Filter these entries, keeping only lines that hold the word "California".

ENTRIES SHOWN: Begin

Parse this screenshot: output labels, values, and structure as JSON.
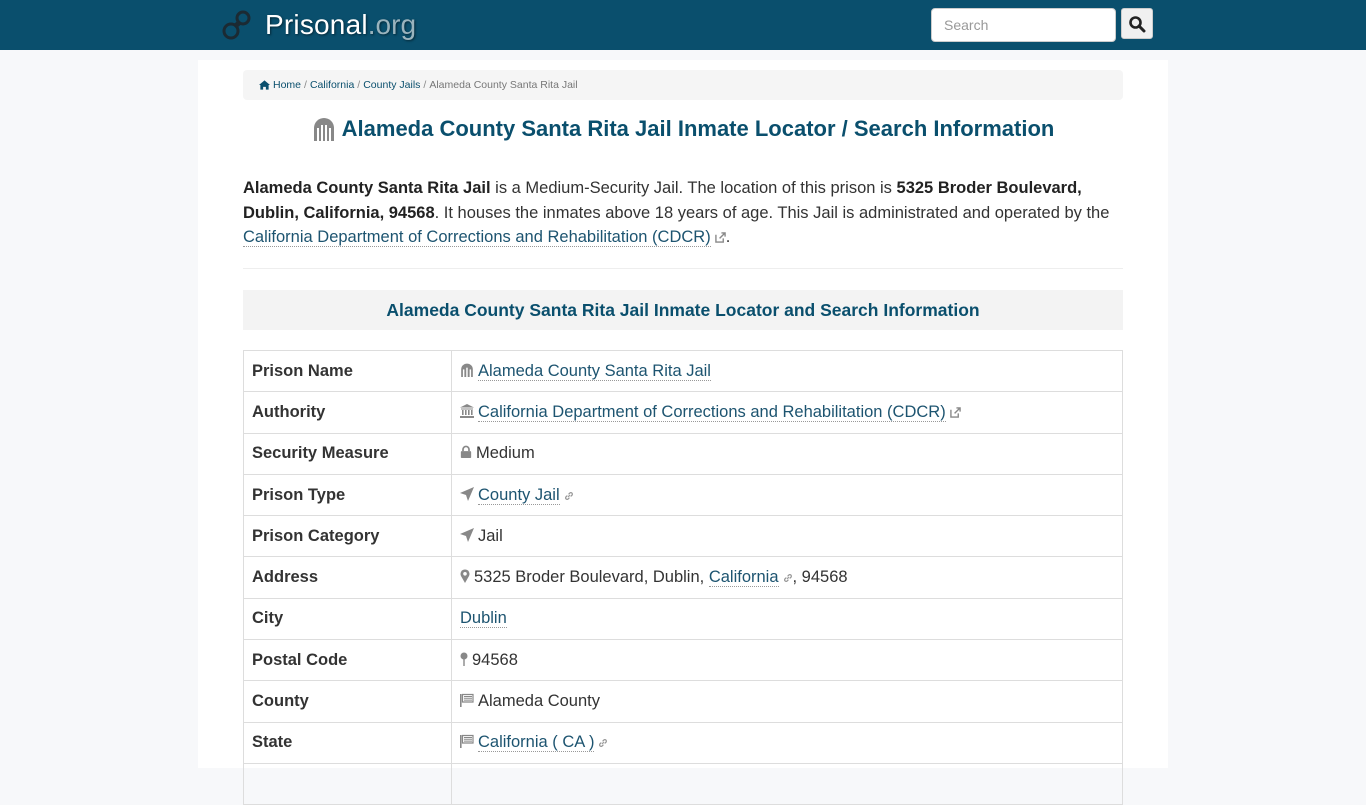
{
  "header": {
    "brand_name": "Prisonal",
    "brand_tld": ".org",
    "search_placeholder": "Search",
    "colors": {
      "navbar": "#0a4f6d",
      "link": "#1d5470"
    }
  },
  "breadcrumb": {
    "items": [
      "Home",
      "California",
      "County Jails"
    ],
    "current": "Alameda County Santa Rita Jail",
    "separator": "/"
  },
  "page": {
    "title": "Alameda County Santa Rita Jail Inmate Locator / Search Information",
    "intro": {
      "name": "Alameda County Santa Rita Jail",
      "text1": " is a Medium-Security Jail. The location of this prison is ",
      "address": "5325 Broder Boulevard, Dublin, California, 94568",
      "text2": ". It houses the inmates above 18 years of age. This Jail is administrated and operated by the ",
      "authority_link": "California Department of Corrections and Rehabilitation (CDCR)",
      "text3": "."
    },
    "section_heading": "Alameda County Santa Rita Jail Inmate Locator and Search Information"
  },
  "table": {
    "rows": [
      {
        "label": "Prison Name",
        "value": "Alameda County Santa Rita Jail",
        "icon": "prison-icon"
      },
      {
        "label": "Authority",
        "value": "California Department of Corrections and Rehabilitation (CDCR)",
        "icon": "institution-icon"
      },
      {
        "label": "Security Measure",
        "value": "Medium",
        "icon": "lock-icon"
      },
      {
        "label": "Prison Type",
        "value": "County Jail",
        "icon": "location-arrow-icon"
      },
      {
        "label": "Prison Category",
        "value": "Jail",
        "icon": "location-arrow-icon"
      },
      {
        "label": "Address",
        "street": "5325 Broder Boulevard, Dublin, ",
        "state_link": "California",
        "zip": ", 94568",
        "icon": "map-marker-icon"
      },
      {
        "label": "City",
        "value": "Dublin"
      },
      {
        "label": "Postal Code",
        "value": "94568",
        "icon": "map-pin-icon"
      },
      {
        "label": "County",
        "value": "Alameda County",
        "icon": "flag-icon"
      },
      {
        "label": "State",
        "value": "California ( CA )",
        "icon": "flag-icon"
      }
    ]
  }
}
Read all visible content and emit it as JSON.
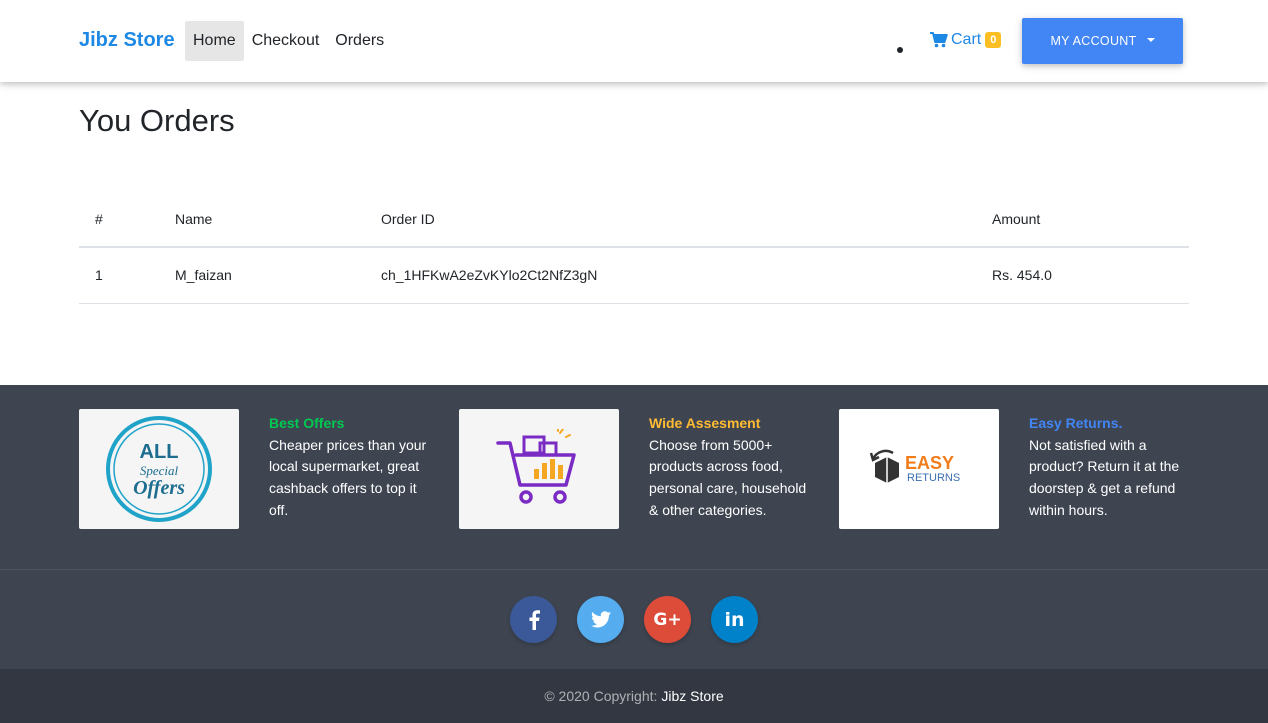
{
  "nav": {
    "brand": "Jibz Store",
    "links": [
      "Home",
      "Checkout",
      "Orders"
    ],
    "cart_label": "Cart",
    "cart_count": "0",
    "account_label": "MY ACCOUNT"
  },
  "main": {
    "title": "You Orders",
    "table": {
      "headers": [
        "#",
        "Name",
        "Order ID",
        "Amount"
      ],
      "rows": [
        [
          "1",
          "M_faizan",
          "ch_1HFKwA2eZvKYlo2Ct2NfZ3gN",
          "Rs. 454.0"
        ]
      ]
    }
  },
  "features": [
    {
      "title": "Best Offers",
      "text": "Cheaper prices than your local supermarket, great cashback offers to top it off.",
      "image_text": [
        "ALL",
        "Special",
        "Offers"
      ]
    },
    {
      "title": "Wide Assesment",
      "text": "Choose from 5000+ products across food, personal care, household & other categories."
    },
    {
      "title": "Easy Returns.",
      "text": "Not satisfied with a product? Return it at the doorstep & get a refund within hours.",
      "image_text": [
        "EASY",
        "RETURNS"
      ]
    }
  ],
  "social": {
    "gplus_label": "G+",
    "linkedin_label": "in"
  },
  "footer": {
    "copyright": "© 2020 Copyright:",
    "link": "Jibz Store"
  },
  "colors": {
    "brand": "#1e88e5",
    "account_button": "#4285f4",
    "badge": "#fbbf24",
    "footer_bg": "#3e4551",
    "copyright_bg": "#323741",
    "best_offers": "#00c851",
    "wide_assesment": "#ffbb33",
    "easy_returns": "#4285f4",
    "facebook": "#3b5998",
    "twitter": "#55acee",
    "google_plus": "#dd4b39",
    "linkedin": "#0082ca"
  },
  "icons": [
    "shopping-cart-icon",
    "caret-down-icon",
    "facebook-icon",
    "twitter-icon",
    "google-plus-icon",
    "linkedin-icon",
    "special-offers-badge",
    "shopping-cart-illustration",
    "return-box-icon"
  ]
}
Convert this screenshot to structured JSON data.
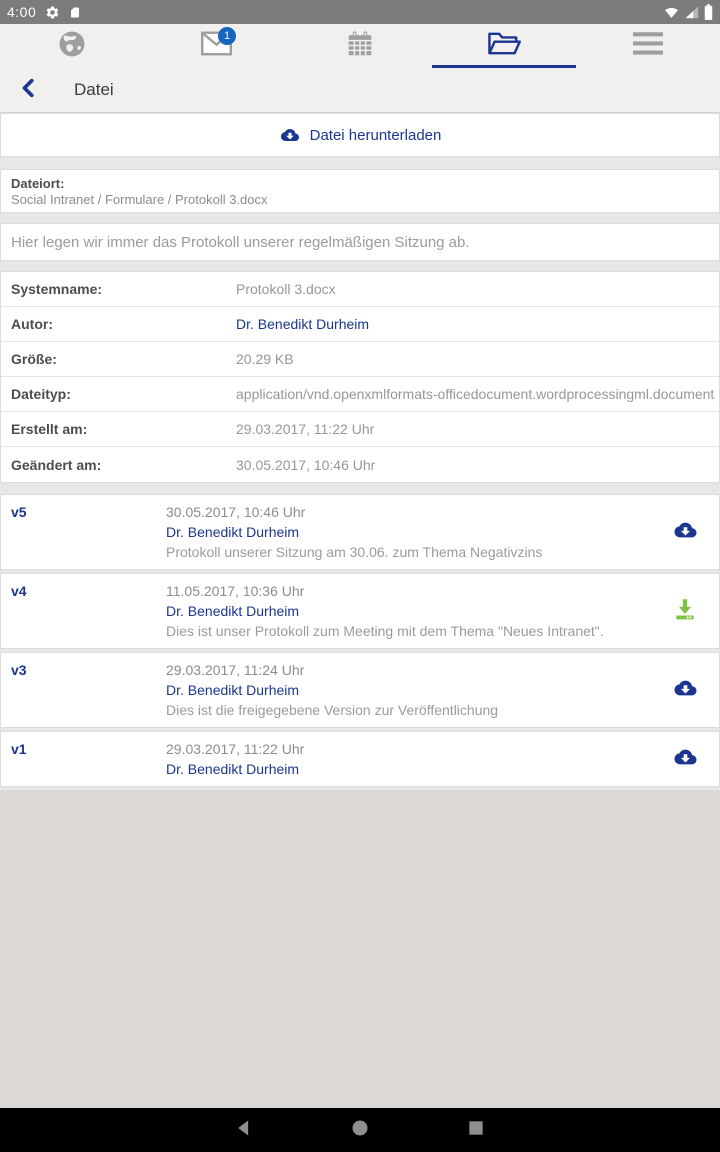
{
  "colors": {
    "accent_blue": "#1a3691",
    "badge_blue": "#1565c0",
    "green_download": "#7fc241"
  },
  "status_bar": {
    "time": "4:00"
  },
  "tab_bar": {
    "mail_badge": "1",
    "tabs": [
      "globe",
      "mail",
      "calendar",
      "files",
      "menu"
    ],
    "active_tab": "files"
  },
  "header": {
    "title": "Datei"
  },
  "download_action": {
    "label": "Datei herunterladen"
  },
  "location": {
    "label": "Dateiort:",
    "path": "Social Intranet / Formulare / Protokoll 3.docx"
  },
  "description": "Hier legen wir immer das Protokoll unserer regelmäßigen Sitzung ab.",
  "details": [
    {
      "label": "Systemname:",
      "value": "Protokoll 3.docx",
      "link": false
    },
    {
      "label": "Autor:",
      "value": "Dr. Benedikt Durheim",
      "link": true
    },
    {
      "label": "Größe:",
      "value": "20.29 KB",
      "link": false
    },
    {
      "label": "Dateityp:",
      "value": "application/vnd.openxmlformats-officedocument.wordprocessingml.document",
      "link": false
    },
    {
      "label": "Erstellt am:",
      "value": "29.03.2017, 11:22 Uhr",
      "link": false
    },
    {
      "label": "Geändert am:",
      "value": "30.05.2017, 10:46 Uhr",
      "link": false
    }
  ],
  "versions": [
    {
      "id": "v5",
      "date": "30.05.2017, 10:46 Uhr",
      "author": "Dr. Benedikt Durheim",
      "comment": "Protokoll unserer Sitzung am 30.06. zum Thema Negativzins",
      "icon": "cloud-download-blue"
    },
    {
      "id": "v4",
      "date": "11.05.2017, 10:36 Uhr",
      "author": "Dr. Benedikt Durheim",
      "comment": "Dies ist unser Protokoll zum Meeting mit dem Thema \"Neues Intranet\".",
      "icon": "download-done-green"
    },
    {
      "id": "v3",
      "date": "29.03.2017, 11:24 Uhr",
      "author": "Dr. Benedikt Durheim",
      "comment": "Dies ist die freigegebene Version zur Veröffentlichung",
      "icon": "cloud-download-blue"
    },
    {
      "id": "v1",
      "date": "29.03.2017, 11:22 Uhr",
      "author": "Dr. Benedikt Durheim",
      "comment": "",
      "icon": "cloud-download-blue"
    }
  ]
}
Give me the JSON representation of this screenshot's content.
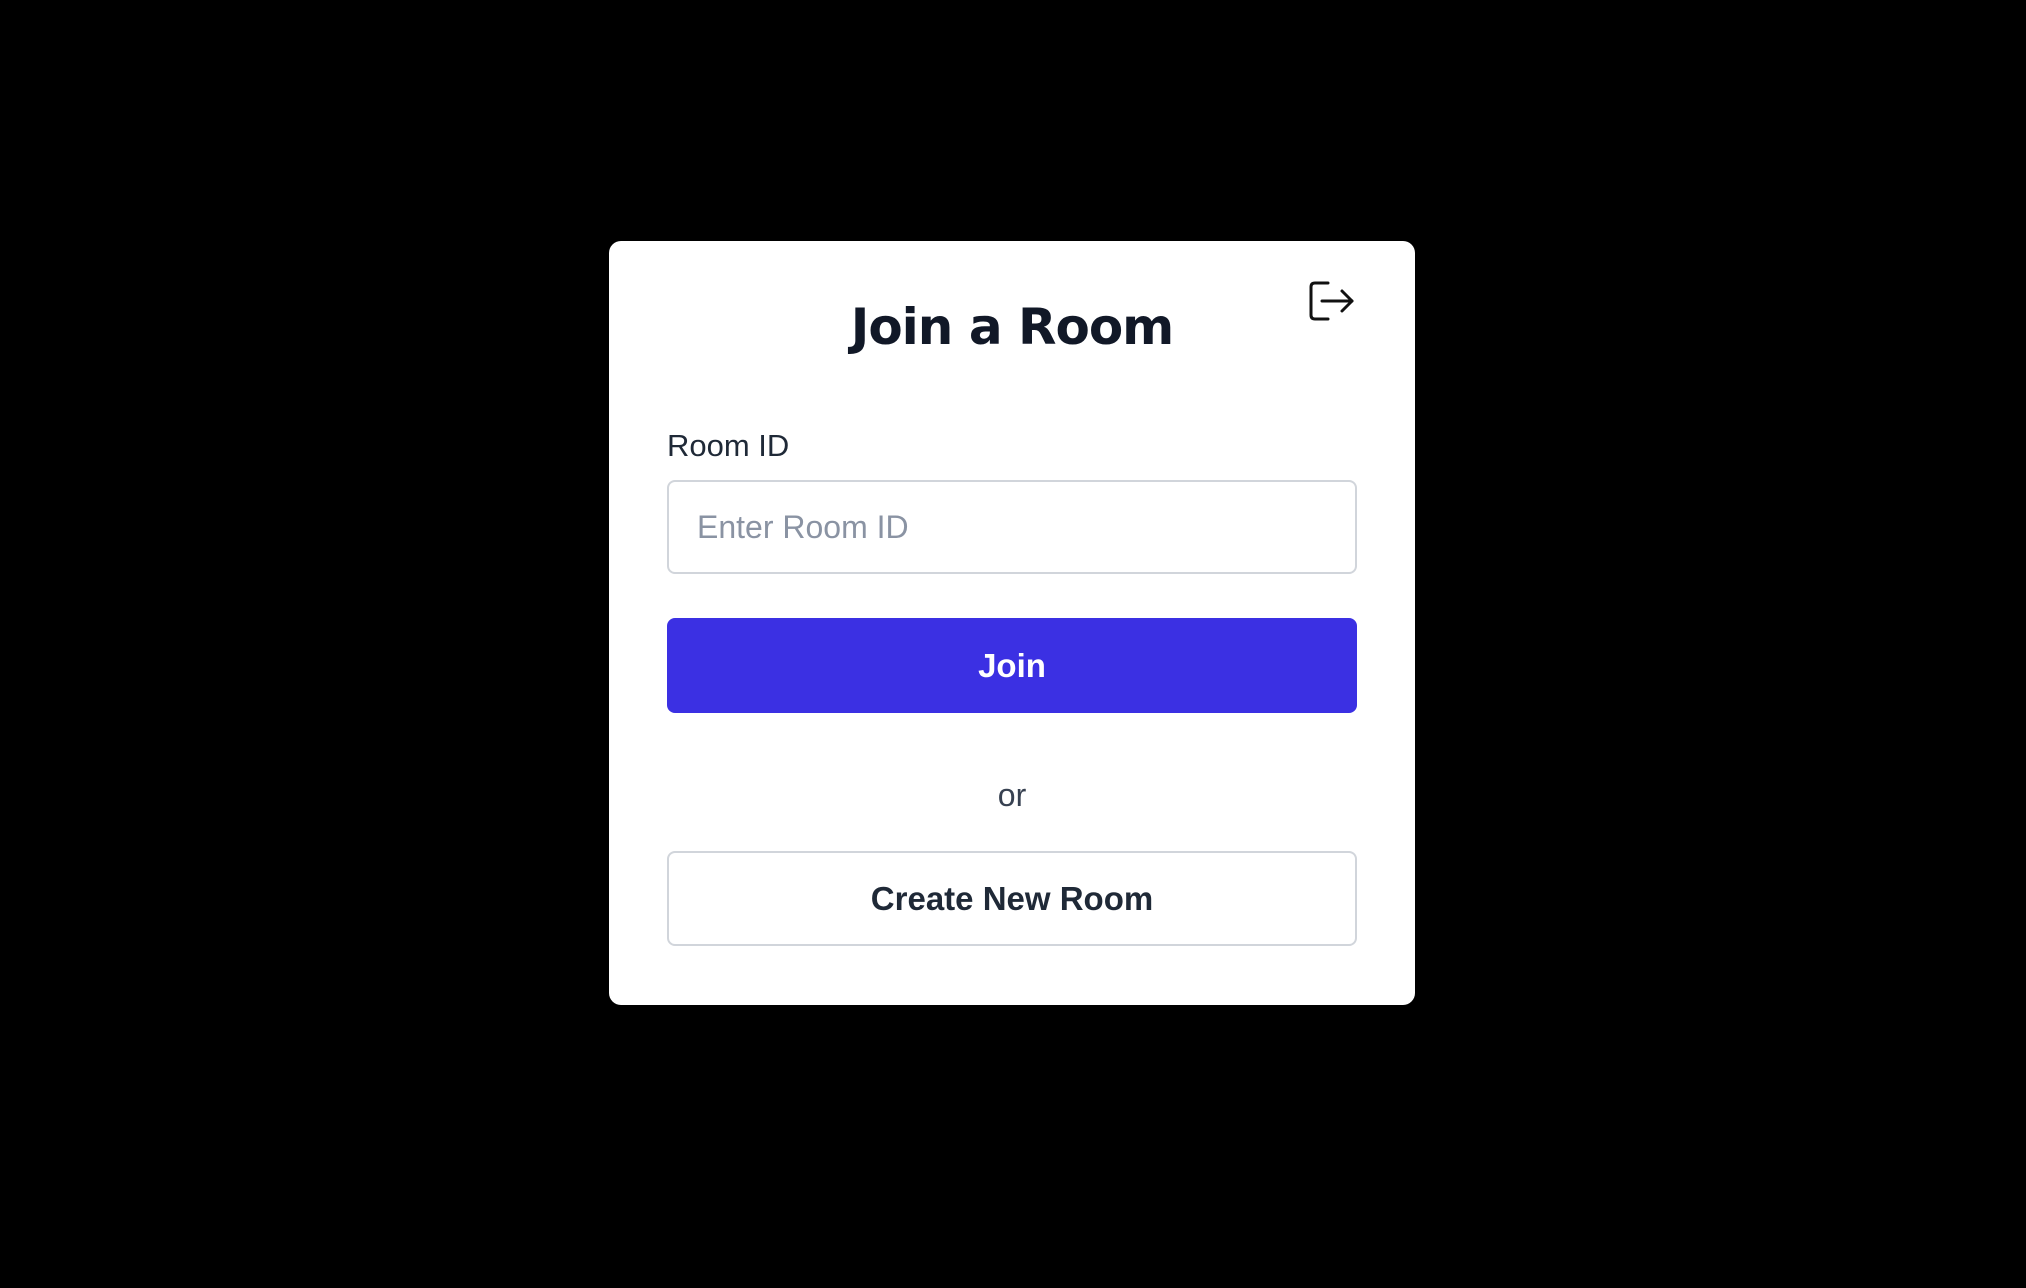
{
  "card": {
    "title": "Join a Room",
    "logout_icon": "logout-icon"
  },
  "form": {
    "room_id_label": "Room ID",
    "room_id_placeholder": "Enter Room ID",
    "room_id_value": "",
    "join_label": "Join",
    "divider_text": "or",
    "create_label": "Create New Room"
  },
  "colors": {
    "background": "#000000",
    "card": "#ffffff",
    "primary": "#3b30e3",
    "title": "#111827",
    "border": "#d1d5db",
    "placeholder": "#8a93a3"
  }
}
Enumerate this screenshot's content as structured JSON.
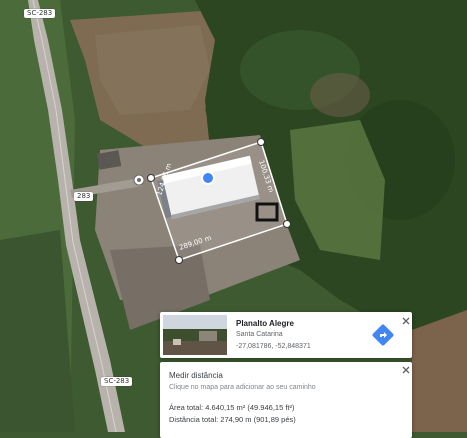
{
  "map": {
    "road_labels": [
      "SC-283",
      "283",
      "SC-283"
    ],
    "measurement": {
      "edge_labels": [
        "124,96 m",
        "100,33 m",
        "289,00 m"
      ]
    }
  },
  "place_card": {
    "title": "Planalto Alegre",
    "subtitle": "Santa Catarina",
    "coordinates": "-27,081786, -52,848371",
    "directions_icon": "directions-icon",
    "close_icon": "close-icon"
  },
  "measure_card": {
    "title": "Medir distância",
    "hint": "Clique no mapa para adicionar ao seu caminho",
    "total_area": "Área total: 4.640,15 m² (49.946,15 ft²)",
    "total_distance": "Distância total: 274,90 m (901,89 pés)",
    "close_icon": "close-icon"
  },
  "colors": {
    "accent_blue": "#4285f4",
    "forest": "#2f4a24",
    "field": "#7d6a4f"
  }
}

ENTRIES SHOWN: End

▶ RESPONSE:
      "California",
      "address": "5325 Broder Boulevard, Dublin, California, 94568",
      "authority_link": "California Department of Corrections and Rehabilitation (CDCR)",
        "value": "California Department of Corrections and Rehabilitation (CDCR)",
        "state_link": "California",
        "value": "California ( CA )",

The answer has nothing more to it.